The Love of Invertebrates

Andy Marquis

2nd March 2021

Maybe we need to start with what an invertebrate is. An invertebrate is any animal that lacks a vertebral column, or backbone. Invertebrates are generally soft-bodied animals that lack a rigid internal skeleton but often possess a hard outer skeleton (like a crab or beetle).

So why choose invertebrates?

• Huge number of species.
• Finding them – they can be found anywhere.
• Size – can be microscopic or giant.
• Colourful.
• Identification – something for everyone from easy to very difficult if you like a challenge.
• Lifestyles – some might be considered gross and others cool.

Number of species

Invertebrates are estimated to cover more than

90% of animal species in the world!

Guernsey is no different, although I feel that invertebrates will cover more than 90% of the local fauna. Birds are the most numerous local vertebrate and they are only 349[1] species, other vertebrates are 176 species (including fish, bats, mammals etc.) a total of 525 species. The local Lepidoptera (moths – 1,161[2] and butterflies – 39[3] ) come in at 1,200 species so invertebrates are already at 70% of local fauna, add the 1,025 species of beetle and we get to 80% before we consider wasps, bees, flies, mites, crabs, molluscs, spiders and so forth.

[1] includes migrants and vagrants
[2] Includes migrants which have not been seen for many years
[3] Includes migrants which have not been seen for many years

The short story is that you can never really run out of things to look for, identify and enjoy. If you get excited about the potential of finding something new or different, whether that be new to Guernsey, the CI, the UK or just plain new to science, then the invertebrates are where you should probably invest some time. The recent discovery of a new species of whale was perhaps a surprise, but then the ocean is big, but a new species in your back garden?

Entirely possible if you scale it down. Even more likely to find things new to Guernsey if you choose one of the less well studied groups.

Finding Invertebrates:

Invertebrates are literally everywhere. Inside your house, the garden, the patio and from the local park to the deepest rainforest.

A quick search will provide many species and specimens to look at even if you think you have nowhere to look, there will be plenty to find even on a patio, under a plant pot, under old bricks or slabs, check any old logs or bits of bark or in the compost heap. Go to the beach and look under rocks, rummage through a grass tussock on the common see what you can find.

You can of course venture further afield to more exotic locations and different habitats which are not available locally but unless you want to see something specific, they are all available right on your doorstep.


Invertebrates come in all shapes and sizes, they can be very small (microscopic in many cases) or very large (the giant squid can grow to more than 13m).

There are many families which are of a manageable size, say the woodlice or shieldbugs, and relatively easy to locate and identify.


As well as a huge variation in size, you can find an invertebrate in a huge variety of colours of the spectrum, some even change their colours (e.g. Squid and Jellyfish), the smaller invertebrates are what can surprise you the most, a tiny springtail, less than 2mm long looks like no colour at all until you get in close and the colours and patterns of hair are just incredible.
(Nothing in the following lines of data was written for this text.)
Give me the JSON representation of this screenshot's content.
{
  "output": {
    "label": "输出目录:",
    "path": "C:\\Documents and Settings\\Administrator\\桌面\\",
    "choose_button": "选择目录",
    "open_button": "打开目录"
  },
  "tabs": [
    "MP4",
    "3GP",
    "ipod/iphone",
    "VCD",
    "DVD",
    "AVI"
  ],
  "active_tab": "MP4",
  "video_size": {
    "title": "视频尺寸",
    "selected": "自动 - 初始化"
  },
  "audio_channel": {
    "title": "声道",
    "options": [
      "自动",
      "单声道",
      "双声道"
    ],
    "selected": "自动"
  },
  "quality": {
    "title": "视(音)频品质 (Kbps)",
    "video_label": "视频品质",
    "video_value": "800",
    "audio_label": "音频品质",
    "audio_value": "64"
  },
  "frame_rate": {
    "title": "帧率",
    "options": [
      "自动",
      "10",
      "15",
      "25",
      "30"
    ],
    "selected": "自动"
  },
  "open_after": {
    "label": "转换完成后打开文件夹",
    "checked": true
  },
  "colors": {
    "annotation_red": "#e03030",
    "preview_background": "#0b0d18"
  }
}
Nature really shows you when on the small scale just how incredible it is.

A tiny springtail

Ease of identification:

If you like a challenge, there are some orders which are more tricky to identify requiring microscopic examination of a specimen, however others are easier and possible to do with reasonable photographs for nearly all species in the family.

Lifestyles and Interest:

The varying lifestyles of invertebrates will provide a plethora of different things to look at, enjoy and research. Some live for poo, others bury rotting carcasses, some like stinky rot holes, many are parasitic of other species laying their eggs inside a living host where the larva feed on the host from the inside until they burst forth like something Sigourney Weaver would be chasing about on the big screen.

Whilst talking of films and TV, many of the “monsters” on screen have been based on real life invertebrates and their real life habits.

Does the mouth of this 2mm long springtail remind you of anything from a Sigourney Weaver film?

Maybe many invertebrates could become movie monster inspirations? A closer look at many small everyday insects is fascinating:

A crane fly larva, looks like it wants a hug, but this is the other end…